▸ **Aim of the task**
Skip every image and restate the data word for word.

_ _ _ _

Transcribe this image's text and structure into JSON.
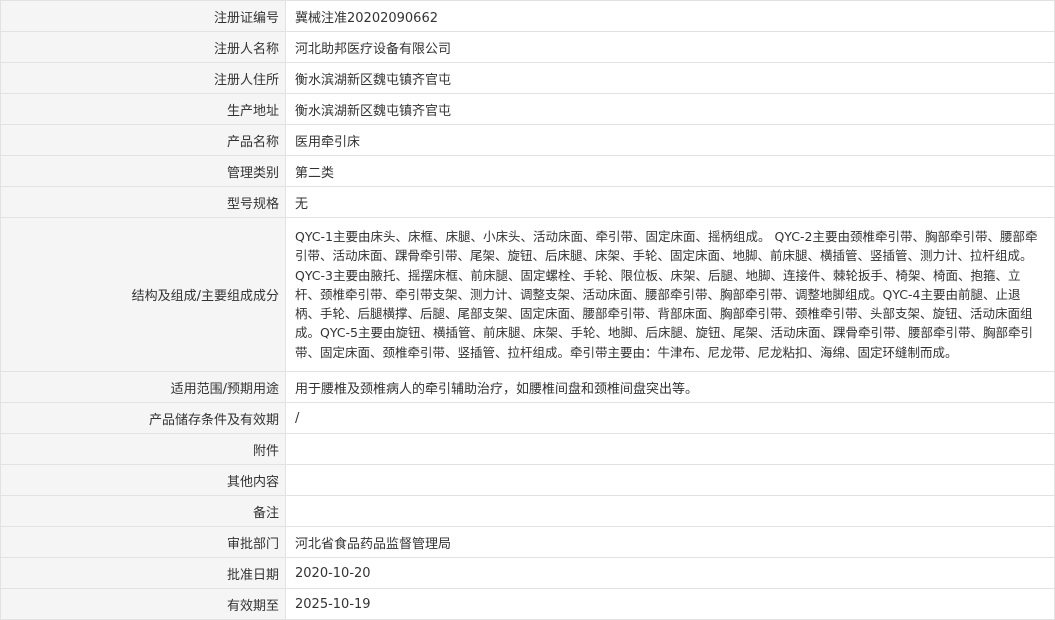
{
  "rows": [
    {
      "label": "注册证编号",
      "value": "冀械注准20202090662"
    },
    {
      "label": "注册人名称",
      "value": "河北助邦医疗设备有限公司"
    },
    {
      "label": "注册人住所",
      "value": "衡水滨湖新区魏屯镇齐官屯"
    },
    {
      "label": "生产地址",
      "value": "衡水滨湖新区魏屯镇齐官屯"
    },
    {
      "label": "产品名称",
      "value": "医用牵引床"
    },
    {
      "label": "管理类别",
      "value": "第二类"
    },
    {
      "label": "型号规格",
      "value": "无"
    },
    {
      "label": "结构及组成/主要组成成分",
      "value": "QYC-1主要由床头、床框、床腿、小床头、活动床面、牵引带、固定床面、摇柄组成。 QYC-2主要由颈椎牵引带、胸部牵引带、腰部牵引带、活动床面、踝骨牵引带、尾架、旋钮、后床腿、床架、手轮、固定床面、地脚、前床腿、横插管、竖插管、测力计、拉杆组成。QYC-3主要由腋托、摇摆床框、前床腿、固定螺栓、手轮、限位板、床架、后腿、地脚、连接件、棘轮扳手、椅架、椅面、抱箍、立杆、颈椎牵引带、牵引带支架、测力计、调整支架、活动床面、腰部牵引带、胸部牵引带、调整地脚组成。QYC-4主要由前腿、止退柄、手轮、后腿横撑、后腿、尾部支架、固定床面、腰部牵引带、背部床面、胸部牵引带、颈椎牵引带、头部支架、旋钮、活动床面组成。QYC-5主要由旋钮、横插管、前床腿、床架、手轮、地脚、后床腿、旋钮、尾架、活动床面、踝骨牵引带、腰部牵引带、胸部牵引带、固定床面、颈椎牵引带、竖插管、拉杆组成。牵引带主要由：牛津布、尼龙带、尼龙粘扣、海绵、固定环缝制而成。"
    },
    {
      "label": "适用范围/预期用途",
      "value": "用于腰椎及颈椎病人的牵引辅助治疗，如腰椎间盘和颈椎间盘突出等。"
    },
    {
      "label": "产品储存条件及有效期",
      "value": "/"
    },
    {
      "label": "附件",
      "value": ""
    },
    {
      "label": "其他内容",
      "value": ""
    },
    {
      "label": "备注",
      "value": ""
    },
    {
      "label": "审批部门",
      "value": "河北省食品药品监督管理局"
    },
    {
      "label": "批准日期",
      "value": "2020-10-20"
    },
    {
      "label": "有效期至",
      "value": "2025-10-19"
    }
  ]
}
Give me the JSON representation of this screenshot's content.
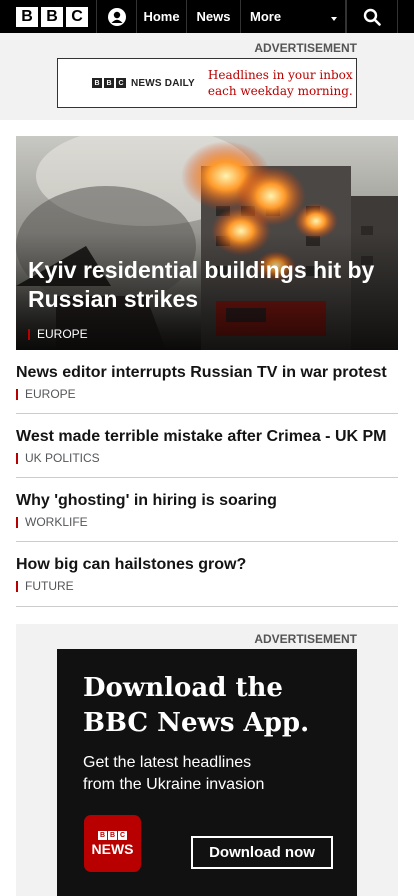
{
  "header": {
    "logo_letters": [
      "B",
      "B",
      "C"
    ],
    "nav": {
      "home": "Home",
      "news": "News",
      "more": "More"
    }
  },
  "ad_top": {
    "label": "ADVERTISEMENT",
    "brand_letters": [
      "B",
      "B",
      "C"
    ],
    "brand_name": "NEWS DAILY",
    "copy_line1": "Headlines in your inbox",
    "copy_line2": "each weekday morning."
  },
  "hero": {
    "title": "Kyiv residential buildings hit by Russian strikes",
    "tag": "EUROPE"
  },
  "stories": [
    {
      "title": "News editor interrupts Russian TV in war protest",
      "tag": "EUROPE"
    },
    {
      "title": "West made terrible mistake after Crimea - UK PM",
      "tag": "UK POLITICS"
    },
    {
      "title": "Why 'ghosting' in hiring is soaring",
      "tag": "WORKLIFE"
    },
    {
      "title": "How big can hailstones grow?",
      "tag": "FUTURE"
    }
  ],
  "ad_bottom": {
    "label": "ADVERTISEMENT",
    "headline_line1": "Download the",
    "headline_line2": "BBC News App.",
    "sub_line1": "Get the latest headlines",
    "sub_line2": "from the Ukraine invasion",
    "logo_letters": [
      "B",
      "B",
      "C"
    ],
    "logo_word": "NEWS",
    "button": "Download now"
  },
  "colors": {
    "accent": "#b80000",
    "header_bg": "#000000"
  }
}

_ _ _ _

▸ **Answer space**
Transcribe this image's text and structure into JSON.
{
  "rows": [
    {
      "label": "注册证编号",
      "value": "冀械注准20202090662"
    },
    {
      "label": "注册人名称",
      "value": "河北助邦医疗设备有限公司"
    },
    {
      "label": "注册人住所",
      "value": "衡水滨湖新区魏屯镇齐官屯"
    },
    {
      "label": "生产地址",
      "value": "衡水滨湖新区魏屯镇齐官屯"
    },
    {
      "label": "产品名称",
      "value": "医用牵引床"
    },
    {
      "label": "管理类别",
      "value": "第二类"
    },
    {
      "label": "型号规格",
      "value": "无"
    },
    {
      "label": "结构及组成/主要组成成分",
      "value": "QYC-1主要由床头、床框、床腿、小床头、活动床面、牵引带、固定床面、摇柄组成。 QYC-2主要由颈椎牵引带、胸部牵引带、腰部牵引带、活动床面、踝骨牵引带、尾架、旋钮、后床腿、床架、手轮、固定床面、地脚、前床腿、横插管、竖插管、测力计、拉杆组成。QYC-3主要由腋托、摇摆床框、前床腿、固定螺栓、手轮、限位板、床架、后腿、地脚、连接件、棘轮扳手、椅架、椅面、抱箍、立杆、颈椎牵引带、牵引带支架、测力计、调整支架、活动床面、腰部牵引带、胸部牵引带、调整地脚组成。QYC-4主要由前腿、止退柄、手轮、后腿横撑、后腿、尾部支架、固定床面、腰部牵引带、背部床面、胸部牵引带、颈椎牵引带、头部支架、旋钮、活动床面组成。QYC-5主要由旋钮、横插管、前床腿、床架、手轮、地脚、后床腿、旋钮、尾架、活动床面、踝骨牵引带、腰部牵引带、胸部牵引带、固定床面、颈椎牵引带、竖插管、拉杆组成。牵引带主要由：牛津布、尼龙带、尼龙粘扣、海绵、固定环缝制而成。"
    },
    {
      "label": "适用范围/预期用途",
      "value": "用于腰椎及颈椎病人的牵引辅助治疗，如腰椎间盘和颈椎间盘突出等。"
    },
    {
      "label": "产品储存条件及有效期",
      "value": "/"
    },
    {
      "label": "附件",
      "value": ""
    },
    {
      "label": "其他内容",
      "value": ""
    },
    {
      "label": "备注",
      "value": ""
    },
    {
      "label": "审批部门",
      "value": "河北省食品药品监督管理局"
    },
    {
      "label": "批准日期",
      "value": "2020-10-20"
    },
    {
      "label": "有效期至",
      "value": "2025-10-19"
    }
  ]
}
Give me the JSON representation of this screenshot's content.
{
  "header": {
    "logo_letters": [
      "B",
      "B",
      "C"
    ],
    "nav": {
      "home": "Home",
      "news": "News",
      "more": "More"
    }
  },
  "ad_top": {
    "label": "ADVERTISEMENT",
    "brand_letters": [
      "B",
      "B",
      "C"
    ],
    "brand_name": "NEWS DAILY",
    "copy_line1": "Headlines in your inbox",
    "copy_line2": "each weekday morning."
  },
  "hero": {
    "title": "Kyiv residential buildings hit by Russian strikes",
    "tag": "EUROPE"
  },
  "stories": [
    {
      "title": "News editor interrupts Russian TV in war protest",
      "tag": "EUROPE"
    },
    {
      "title": "West made terrible mistake after Crimea - UK PM",
      "tag": "UK POLITICS"
    },
    {
      "title": "Why 'ghosting' in hiring is soaring",
      "tag": "WORKLIFE"
    },
    {
      "title": "How big can hailstones grow?",
      "tag": "FUTURE"
    }
  ],
  "ad_bottom": {
    "label": "ADVERTISEMENT",
    "headline_line1": "Download the",
    "headline_line2": "BBC News App.",
    "sub_line1": "Get the latest headlines",
    "sub_line2": "from the Ukraine invasion",
    "logo_letters": [
      "B",
      "B",
      "C"
    ],
    "logo_word": "NEWS",
    "button": "Download now"
  },
  "colors": {
    "accent": "#b80000",
    "header_bg": "#000000"
  }
}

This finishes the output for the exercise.